━━━ Data for the task ━━━
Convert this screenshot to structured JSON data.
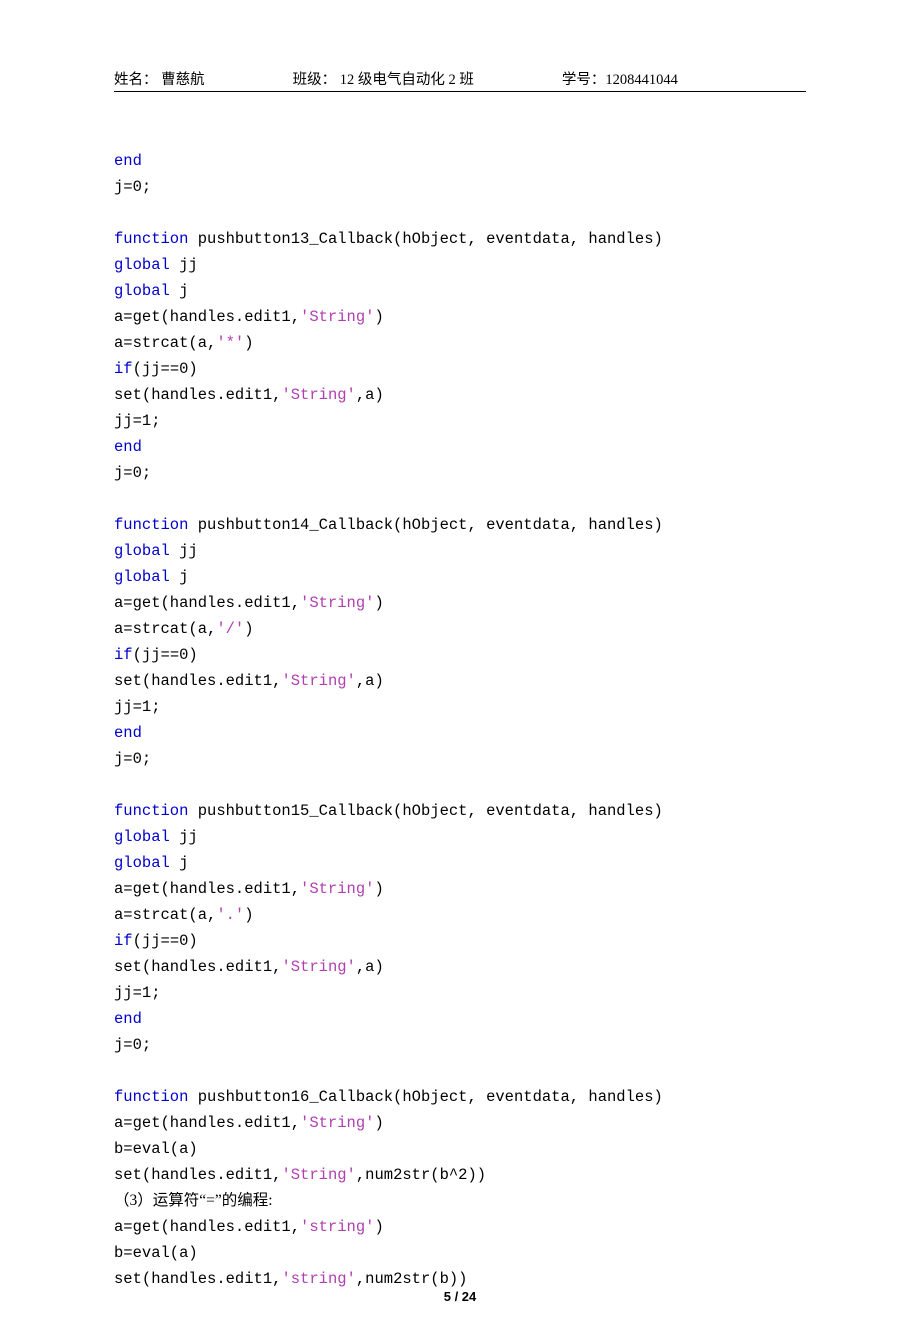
{
  "header": {
    "name_label": "姓名：",
    "name_value": "曹慈航",
    "class_label": "班级：",
    "class_value": "12 级电气自动化 2 班",
    "id_label": "学号：",
    "id_value": "1208441044"
  },
  "code": {
    "l01a": "end",
    "l02": "j=0;",
    "l03": "",
    "l04a": "function",
    "l04b": " pushbutton13_Callback(hObject, eventdata, handles)",
    "l05a": "global",
    "l05b": " jj",
    "l06a": "global",
    "l06b": " j",
    "l07a": "a=get(handles.edit1,",
    "l07b": "'String'",
    "l07c": ")",
    "l08a": "a=strcat(a,",
    "l08b": "'*'",
    "l08c": ")",
    "l09a": "if",
    "l09b": "(jj==0)",
    "l10a": "set(handles.edit1,",
    "l10b": "'String'",
    "l10c": ",a)",
    "l11": "jj=1;",
    "l12a": "end",
    "l13": "j=0;",
    "l14": "",
    "l15a": "function",
    "l15b": " pushbutton14_Callback(hObject, eventdata, handles)",
    "l16a": "global",
    "l16b": " jj",
    "l17a": "global",
    "l17b": " j",
    "l18a": "a=get(handles.edit1,",
    "l18b": "'String'",
    "l18c": ")",
    "l19a": "a=strcat(a,",
    "l19b": "'/'",
    "l19c": ")",
    "l20a": "if",
    "l20b": "(jj==0)",
    "l21a": "set(handles.edit1,",
    "l21b": "'String'",
    "l21c": ",a)",
    "l22": "jj=1;",
    "l23a": "end",
    "l24": "j=0;",
    "l25": "",
    "l26a": "function",
    "l26b": " pushbutton15_Callback(hObject, eventdata, handles)",
    "l27a": "global",
    "l27b": " jj",
    "l28a": "global",
    "l28b": " j",
    "l29a": "a=get(handles.edit1,",
    "l29b": "'String'",
    "l29c": ")",
    "l30a": "a=strcat(a,",
    "l30b": "'.'",
    "l30c": ")",
    "l31a": "if",
    "l31b": "(jj==0)",
    "l32a": "set(handles.edit1,",
    "l32b": "'String'",
    "l32c": ",a)",
    "l33": "jj=1;",
    "l34a": "end",
    "l35": "j=0;",
    "l36": "",
    "l37a": "function",
    "l37b": " pushbutton16_Callback(hObject, eventdata, handles)",
    "l38a": "a=get(handles.edit1,",
    "l38b": "'String'",
    "l38c": ")",
    "l39": "b=eval(a)",
    "l40a": "set(handles.edit1,",
    "l40b": "'String'",
    "l40c": ",num2str(b^2))",
    "l41": "（3）运算符“=”的编程:",
    "l42a": "a=get(handles.edit1,",
    "l42b": "'string'",
    "l42c": ")",
    "l43": "b=eval(a)",
    "l44a": "set(handles.edit1,",
    "l44b": "'string'",
    "l44c": ",num2str(b))"
  },
  "footer": {
    "page": "5 / 24"
  }
}
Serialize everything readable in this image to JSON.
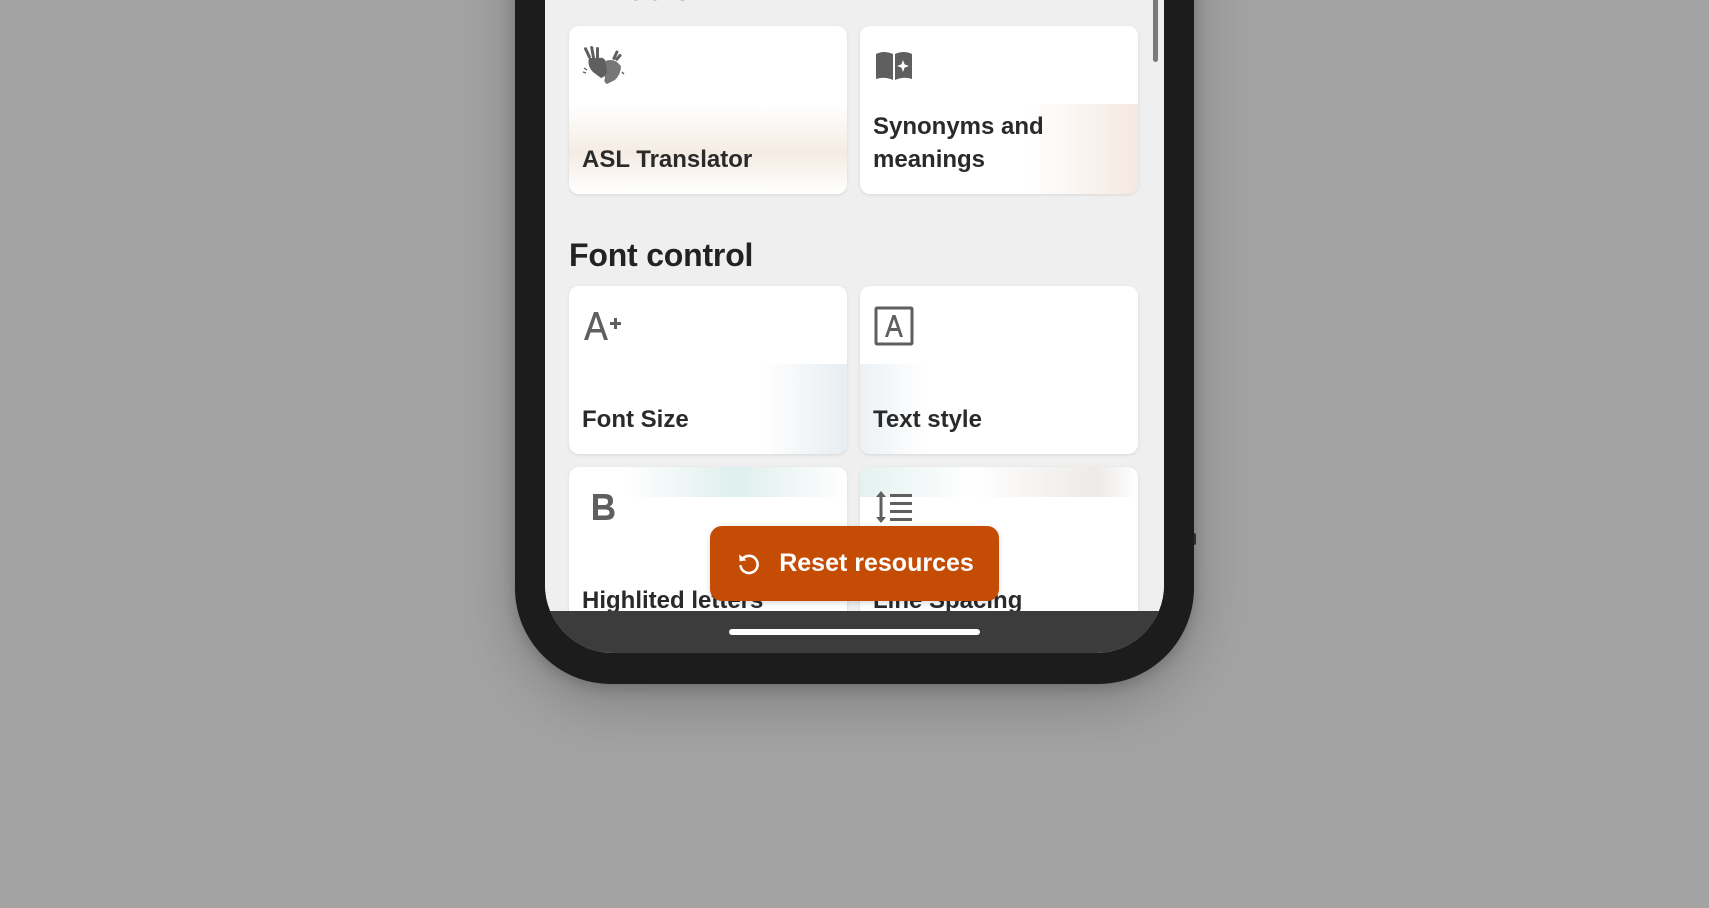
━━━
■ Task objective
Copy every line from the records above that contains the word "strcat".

■ Expected output
    "l08a": "a=strcat(a,",
    "l19a": "a=strcat(a,",
    "l30a": "a=strcat(a,",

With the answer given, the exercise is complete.